-- Provided records follows --

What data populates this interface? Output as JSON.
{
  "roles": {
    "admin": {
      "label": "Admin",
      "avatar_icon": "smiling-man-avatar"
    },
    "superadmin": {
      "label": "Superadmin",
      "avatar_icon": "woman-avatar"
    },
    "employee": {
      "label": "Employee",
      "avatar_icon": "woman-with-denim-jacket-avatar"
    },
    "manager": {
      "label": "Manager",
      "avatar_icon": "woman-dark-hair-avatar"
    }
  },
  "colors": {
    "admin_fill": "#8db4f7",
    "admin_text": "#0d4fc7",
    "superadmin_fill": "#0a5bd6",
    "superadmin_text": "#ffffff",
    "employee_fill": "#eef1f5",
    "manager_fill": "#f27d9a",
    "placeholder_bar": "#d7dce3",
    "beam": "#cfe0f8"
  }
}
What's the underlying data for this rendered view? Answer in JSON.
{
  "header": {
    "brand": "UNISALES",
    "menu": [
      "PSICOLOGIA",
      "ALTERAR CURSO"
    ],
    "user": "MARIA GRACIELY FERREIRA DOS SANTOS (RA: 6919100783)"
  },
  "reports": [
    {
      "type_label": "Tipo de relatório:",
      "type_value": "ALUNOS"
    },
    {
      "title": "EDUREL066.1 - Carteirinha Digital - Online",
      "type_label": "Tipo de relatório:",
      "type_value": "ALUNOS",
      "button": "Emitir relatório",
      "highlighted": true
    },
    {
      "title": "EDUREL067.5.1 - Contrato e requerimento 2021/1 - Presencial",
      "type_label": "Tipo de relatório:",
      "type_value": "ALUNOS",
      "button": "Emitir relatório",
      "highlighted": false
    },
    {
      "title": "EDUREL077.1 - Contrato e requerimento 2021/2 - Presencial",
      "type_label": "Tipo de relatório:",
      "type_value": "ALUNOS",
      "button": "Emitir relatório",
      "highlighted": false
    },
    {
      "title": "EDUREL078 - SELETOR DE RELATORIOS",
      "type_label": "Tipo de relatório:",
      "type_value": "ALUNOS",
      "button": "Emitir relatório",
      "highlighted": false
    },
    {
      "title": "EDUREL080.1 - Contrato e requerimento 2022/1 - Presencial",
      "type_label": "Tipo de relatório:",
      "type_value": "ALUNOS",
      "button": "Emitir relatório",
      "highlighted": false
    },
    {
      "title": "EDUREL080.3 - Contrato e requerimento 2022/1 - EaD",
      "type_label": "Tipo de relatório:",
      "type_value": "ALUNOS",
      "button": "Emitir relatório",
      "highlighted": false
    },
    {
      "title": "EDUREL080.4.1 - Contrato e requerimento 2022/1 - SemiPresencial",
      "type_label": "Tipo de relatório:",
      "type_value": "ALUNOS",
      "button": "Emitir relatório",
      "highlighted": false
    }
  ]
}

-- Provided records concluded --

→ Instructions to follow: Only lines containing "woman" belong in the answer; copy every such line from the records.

→ Answer:
      "avatar_icon": "woman-avatar"
      "avatar_icon": "woman-with-denim-jacket-avatar"
      "avatar_icon": "woman-dark-hair-avatar"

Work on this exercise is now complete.